Tribunal of Commissioners 25 November 2005
Case Nos CDLA/2879/2004 and CDLA/2899/2004
whose physical symptoms derive from a mental condition are just as deserving as those whose similar symptoms derive from a physical condition. Mr Maurici did not suggest that there was any rationale for such a distinction. We agree that it is not apparent why claimants who are in fact unable or virtually unable to walk should be treated less favourably because their disability is mental rather than physical in origin.
45.However, the benefits system sometimes does define broad categories of entitlement that inevitably exclude the apparently deserving from particular entitlement. It may have been that the test of physical disablement or physical condition as a whole was thought (as it appears, over-optimistically) to provide a broad and relatively straightforward way of identifying a group which ought to qualify while recognising that equally deserving individuals would be excluded. In terms of assisting us to construe the relevant statutory provisions, we do not consider that this submission carries particular weight.
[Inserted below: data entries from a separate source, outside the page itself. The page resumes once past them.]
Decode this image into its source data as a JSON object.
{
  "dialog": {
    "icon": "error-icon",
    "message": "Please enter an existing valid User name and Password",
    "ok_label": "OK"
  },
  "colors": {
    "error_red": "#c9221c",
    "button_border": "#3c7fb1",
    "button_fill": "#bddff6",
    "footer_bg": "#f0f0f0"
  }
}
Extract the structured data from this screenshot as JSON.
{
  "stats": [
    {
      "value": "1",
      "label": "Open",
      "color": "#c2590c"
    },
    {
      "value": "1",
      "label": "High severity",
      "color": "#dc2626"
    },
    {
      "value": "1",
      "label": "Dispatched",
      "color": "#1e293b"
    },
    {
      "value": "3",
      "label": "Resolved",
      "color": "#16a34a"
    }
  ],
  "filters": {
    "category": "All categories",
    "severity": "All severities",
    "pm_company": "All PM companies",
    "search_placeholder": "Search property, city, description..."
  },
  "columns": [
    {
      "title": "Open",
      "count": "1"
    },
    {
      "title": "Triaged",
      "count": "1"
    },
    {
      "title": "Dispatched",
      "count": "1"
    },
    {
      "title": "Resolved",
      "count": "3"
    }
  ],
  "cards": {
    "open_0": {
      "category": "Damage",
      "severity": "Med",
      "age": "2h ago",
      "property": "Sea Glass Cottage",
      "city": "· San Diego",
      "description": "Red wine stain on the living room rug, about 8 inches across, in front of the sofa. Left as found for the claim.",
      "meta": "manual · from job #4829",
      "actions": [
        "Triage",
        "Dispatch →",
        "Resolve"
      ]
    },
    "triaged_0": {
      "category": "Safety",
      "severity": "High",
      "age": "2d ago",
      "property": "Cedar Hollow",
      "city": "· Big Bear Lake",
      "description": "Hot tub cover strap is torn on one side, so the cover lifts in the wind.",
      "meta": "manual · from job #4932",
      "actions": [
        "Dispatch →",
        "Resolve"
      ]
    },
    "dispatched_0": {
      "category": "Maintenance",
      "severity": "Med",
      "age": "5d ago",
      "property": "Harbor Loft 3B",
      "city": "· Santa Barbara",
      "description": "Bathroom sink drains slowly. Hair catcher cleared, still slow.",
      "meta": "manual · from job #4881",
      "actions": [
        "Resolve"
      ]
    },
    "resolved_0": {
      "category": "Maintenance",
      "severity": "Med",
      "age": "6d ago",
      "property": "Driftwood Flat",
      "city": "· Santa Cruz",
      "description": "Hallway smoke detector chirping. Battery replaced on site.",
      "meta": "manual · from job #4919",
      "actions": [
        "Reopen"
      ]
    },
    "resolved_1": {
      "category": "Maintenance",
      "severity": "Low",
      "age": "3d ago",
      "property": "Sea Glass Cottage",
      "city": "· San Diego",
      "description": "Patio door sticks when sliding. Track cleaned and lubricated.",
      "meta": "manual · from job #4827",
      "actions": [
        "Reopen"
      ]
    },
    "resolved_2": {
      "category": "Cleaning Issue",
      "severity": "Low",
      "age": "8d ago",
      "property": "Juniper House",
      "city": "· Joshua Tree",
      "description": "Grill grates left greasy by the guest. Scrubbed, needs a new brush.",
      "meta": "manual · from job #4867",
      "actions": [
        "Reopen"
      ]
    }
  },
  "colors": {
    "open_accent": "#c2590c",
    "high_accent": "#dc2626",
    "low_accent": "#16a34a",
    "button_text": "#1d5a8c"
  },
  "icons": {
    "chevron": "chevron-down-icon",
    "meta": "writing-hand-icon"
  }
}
46.Nevertheless, the overarching purpose of DLA (i.e. to assist people with disabilities to cope with those disabilities insofar as they affect their functional ability to care for themselves or be mobile) is not in our view irrelevant. It was an important factor in the significant Tribunal of Commissioners’ decision CDLA/1721/2004, which bears on the issue now before us and which we consider below (paragraphs 62 to 65).
47.The relevant provisions are set out in full in paragraphs 9 and 10 above. Section 73(5) provides that “circumstances may be prescribed in which a person is to be taken to satisfy or not to satisfy a condition mentioned in subsection (1)(a) or (d) above”. Regulation 12(1) provides that “a person is to be taken to satisfy the conditions mentioned in [section 73(1)(a)] only in the following circumstances (a) his physical condition as a whole is such that… he is unable to walk…[etc]”.
48.In his skeleton argument Mr Maurici submitted that, although regulations made under section 73(5) could limit the scope of section 73(1)(a), they could not extend it. We note, in this connection, that in Lees v Secretary of State for Social Services  AC 930 at page 933D Lord Scarman described the power in what is now section 73(5) (which he found “startling”, although “by no means unprecedented”) as a power “to set a limit to the scope of an enactment”. However, Mr Maurici accepted in oral argument, in our judgment rightly, that it would have been within the section 73(5) power to make a regulation expressly stating that physical manifestations resulting from a mental condition should be regarded as physical disablement for the purpose of section 73(1)(a). Section 73(1)(a), in referring to “physical disablement such that...”, does not so clearly exclude physical manifestations resulting from a mental condition that a regulation expressly stating that they should be treated as physical disablement would be ultra vires. In our view, therefore, if the phrase “physical condition as a whole is such that” in regulation 12 includes physical symptoms resulting from a mental condition, no objection could be taken on the ground of vires. We therefore do not need to consider the merits of the specific submission made in Mr Maurici’s skeleton argument.
49.We consider the relationship between section 73(1)(d) and regulation 12 to be as follows. First, in our view it is the wording of regulation 12(1)(a) (i.e. “his physical condition as a whole is such that ………”) which governs qualification. That follows from the terms of section 73(5) and of the opening words of regulation 12(1)(a). A claimant is to be taken to satisfy the conditions in section 73(1)(a) when the conditions in regulation 12(1)(a) are met.